### Data about app and page elements
------

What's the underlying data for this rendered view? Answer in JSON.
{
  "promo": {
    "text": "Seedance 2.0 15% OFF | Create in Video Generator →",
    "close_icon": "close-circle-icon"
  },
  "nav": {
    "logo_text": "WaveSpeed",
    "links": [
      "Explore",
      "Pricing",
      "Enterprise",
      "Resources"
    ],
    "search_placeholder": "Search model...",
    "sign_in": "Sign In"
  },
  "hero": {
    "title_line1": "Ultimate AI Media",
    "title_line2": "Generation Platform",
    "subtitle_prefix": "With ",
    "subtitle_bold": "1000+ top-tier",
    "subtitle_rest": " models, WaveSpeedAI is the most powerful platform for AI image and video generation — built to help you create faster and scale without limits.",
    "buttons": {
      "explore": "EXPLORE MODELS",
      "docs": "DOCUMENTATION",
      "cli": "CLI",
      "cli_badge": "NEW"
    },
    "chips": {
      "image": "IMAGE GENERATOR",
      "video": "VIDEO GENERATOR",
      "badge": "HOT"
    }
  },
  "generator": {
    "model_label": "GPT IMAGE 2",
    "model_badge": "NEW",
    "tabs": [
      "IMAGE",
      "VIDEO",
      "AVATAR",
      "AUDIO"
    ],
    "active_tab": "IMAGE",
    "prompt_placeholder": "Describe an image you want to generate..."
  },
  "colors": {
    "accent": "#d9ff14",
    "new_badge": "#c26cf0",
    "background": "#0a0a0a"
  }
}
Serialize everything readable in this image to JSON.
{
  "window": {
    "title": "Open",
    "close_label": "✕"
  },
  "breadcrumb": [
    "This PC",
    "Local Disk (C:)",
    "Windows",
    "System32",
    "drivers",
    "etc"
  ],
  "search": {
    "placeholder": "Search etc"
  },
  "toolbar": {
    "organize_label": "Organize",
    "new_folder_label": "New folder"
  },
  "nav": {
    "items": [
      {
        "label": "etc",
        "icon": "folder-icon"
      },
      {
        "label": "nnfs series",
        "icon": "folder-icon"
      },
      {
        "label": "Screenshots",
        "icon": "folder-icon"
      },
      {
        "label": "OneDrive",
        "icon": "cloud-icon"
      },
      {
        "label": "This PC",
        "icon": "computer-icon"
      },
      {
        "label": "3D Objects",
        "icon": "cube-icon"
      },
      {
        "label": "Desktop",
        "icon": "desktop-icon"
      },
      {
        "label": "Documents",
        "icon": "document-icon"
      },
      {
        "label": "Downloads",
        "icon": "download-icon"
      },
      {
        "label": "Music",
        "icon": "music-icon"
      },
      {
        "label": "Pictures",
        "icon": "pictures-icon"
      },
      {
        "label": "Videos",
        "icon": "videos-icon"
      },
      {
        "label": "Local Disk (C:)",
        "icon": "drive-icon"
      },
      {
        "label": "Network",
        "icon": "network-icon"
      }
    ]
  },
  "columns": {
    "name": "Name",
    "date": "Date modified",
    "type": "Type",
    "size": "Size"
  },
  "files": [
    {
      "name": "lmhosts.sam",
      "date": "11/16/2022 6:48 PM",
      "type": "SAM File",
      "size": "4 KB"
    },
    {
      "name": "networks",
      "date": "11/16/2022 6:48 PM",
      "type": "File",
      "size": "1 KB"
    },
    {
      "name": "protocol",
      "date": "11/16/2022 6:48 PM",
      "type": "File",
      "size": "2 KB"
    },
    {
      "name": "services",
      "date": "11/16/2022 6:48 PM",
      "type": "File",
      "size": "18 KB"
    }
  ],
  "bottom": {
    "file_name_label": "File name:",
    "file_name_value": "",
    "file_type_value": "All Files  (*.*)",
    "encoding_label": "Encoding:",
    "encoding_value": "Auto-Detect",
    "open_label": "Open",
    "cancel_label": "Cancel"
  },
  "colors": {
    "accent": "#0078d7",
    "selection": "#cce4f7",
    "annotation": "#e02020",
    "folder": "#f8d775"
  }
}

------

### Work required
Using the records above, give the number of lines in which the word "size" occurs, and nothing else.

### Result below
5